What needs to be done.
Go through the records and tally the lines that include the word "项目经理". The answer is that total alone.
+ + + + +
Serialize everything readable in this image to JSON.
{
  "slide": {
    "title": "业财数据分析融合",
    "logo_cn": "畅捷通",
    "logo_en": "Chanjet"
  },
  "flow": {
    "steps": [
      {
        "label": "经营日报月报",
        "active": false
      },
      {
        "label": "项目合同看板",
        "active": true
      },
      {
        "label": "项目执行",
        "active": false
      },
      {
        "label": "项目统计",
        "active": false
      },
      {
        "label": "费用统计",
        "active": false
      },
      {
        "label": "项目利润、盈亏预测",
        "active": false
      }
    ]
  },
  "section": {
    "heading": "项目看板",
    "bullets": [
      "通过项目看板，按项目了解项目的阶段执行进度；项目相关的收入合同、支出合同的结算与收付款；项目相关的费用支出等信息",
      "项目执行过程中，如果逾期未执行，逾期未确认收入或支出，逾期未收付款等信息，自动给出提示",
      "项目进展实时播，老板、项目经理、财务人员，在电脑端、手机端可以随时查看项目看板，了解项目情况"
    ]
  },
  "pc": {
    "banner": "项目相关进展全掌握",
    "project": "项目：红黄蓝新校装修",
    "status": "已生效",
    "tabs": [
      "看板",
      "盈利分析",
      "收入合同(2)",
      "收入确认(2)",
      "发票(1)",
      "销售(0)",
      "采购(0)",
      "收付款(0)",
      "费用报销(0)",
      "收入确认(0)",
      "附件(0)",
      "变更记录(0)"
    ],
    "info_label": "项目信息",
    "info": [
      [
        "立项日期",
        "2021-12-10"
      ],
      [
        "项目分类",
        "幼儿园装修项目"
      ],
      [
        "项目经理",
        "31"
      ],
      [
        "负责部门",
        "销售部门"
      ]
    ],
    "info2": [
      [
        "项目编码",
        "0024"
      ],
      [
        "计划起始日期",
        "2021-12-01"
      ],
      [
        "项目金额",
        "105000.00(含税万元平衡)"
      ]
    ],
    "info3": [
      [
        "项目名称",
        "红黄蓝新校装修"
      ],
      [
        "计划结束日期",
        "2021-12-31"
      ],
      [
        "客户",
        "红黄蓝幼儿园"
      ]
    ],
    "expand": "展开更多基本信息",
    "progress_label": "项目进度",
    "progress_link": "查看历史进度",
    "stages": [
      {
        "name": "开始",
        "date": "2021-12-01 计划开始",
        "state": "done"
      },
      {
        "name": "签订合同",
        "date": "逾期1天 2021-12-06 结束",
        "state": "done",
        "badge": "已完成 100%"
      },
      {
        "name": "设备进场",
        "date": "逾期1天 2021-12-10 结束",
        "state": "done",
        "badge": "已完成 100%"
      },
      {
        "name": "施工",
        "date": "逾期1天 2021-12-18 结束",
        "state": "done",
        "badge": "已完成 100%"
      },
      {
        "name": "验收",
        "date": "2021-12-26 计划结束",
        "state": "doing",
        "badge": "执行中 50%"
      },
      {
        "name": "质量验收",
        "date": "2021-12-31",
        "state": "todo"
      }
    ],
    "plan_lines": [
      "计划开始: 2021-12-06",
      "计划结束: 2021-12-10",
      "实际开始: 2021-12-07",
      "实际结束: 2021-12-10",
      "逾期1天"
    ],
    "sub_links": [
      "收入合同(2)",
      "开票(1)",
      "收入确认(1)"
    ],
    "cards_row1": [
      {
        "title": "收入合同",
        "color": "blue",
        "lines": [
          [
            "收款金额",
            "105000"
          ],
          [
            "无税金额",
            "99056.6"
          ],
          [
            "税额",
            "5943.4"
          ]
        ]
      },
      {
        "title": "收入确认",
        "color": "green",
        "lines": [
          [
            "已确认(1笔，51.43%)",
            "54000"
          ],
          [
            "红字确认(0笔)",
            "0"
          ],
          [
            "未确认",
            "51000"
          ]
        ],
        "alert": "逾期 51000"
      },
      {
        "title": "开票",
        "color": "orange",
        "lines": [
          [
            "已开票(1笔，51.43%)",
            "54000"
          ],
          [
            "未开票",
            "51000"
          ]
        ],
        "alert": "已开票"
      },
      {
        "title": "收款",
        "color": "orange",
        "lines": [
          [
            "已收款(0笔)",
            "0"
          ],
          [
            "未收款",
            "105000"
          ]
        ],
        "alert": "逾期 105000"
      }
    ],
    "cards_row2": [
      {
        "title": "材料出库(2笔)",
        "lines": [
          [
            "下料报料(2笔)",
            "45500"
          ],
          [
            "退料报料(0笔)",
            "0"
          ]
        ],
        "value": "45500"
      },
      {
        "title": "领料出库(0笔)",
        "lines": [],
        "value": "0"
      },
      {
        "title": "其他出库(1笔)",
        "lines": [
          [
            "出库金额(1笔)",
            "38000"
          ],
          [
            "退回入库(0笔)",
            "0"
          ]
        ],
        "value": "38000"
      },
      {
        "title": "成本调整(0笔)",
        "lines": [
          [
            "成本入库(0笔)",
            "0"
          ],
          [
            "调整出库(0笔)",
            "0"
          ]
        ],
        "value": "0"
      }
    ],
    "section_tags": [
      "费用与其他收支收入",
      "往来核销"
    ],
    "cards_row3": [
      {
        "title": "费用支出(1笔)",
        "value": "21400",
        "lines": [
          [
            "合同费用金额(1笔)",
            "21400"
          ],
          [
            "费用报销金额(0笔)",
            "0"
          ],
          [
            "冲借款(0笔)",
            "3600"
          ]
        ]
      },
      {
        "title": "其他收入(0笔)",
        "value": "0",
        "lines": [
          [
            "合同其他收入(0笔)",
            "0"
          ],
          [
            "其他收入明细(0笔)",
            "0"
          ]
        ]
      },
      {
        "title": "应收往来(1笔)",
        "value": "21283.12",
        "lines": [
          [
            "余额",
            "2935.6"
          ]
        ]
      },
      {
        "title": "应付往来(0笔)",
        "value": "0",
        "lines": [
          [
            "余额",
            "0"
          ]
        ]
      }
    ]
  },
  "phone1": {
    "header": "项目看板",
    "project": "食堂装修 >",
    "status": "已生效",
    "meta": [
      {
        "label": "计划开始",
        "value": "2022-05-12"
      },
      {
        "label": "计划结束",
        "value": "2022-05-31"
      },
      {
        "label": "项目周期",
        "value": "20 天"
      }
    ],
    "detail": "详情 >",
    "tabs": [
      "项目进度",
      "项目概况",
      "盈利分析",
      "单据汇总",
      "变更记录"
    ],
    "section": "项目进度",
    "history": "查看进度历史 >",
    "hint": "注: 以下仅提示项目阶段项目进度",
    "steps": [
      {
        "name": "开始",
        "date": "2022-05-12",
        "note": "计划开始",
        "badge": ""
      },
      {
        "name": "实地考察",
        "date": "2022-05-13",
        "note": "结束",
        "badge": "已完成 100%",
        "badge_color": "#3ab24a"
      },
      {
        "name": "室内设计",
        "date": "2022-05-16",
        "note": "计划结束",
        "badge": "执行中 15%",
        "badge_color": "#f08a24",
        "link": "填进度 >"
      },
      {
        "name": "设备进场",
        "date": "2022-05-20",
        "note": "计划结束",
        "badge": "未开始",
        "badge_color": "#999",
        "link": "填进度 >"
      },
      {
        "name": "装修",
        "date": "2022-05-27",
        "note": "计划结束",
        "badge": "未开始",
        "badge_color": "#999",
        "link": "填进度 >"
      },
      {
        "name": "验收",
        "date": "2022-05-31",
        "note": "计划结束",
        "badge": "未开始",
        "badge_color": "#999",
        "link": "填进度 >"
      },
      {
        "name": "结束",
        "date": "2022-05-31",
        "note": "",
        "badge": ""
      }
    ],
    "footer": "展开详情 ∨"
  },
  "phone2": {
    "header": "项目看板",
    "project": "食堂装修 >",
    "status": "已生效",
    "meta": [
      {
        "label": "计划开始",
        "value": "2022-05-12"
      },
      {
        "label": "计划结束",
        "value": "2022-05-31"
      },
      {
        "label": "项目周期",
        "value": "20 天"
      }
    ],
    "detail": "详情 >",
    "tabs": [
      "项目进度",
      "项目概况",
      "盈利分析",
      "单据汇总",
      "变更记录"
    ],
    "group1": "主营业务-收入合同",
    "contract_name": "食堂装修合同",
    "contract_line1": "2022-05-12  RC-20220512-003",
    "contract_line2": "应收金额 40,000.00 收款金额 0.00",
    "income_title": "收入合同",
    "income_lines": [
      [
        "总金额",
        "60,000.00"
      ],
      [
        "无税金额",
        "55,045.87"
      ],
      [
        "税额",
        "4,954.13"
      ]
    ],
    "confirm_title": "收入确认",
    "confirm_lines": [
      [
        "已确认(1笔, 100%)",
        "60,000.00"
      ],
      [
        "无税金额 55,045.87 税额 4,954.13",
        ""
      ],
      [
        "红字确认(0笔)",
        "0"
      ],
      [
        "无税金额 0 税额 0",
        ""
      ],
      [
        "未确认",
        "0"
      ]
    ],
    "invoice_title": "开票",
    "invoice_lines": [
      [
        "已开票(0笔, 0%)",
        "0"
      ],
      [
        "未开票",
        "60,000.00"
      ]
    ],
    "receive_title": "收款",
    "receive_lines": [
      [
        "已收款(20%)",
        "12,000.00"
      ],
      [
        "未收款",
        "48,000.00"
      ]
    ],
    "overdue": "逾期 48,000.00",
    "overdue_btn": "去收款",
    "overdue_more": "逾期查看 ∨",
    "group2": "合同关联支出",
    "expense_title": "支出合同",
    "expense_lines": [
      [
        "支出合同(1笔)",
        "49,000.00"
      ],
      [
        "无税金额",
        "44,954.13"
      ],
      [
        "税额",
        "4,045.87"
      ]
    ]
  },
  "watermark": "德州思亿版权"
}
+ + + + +
Solution for this task.
2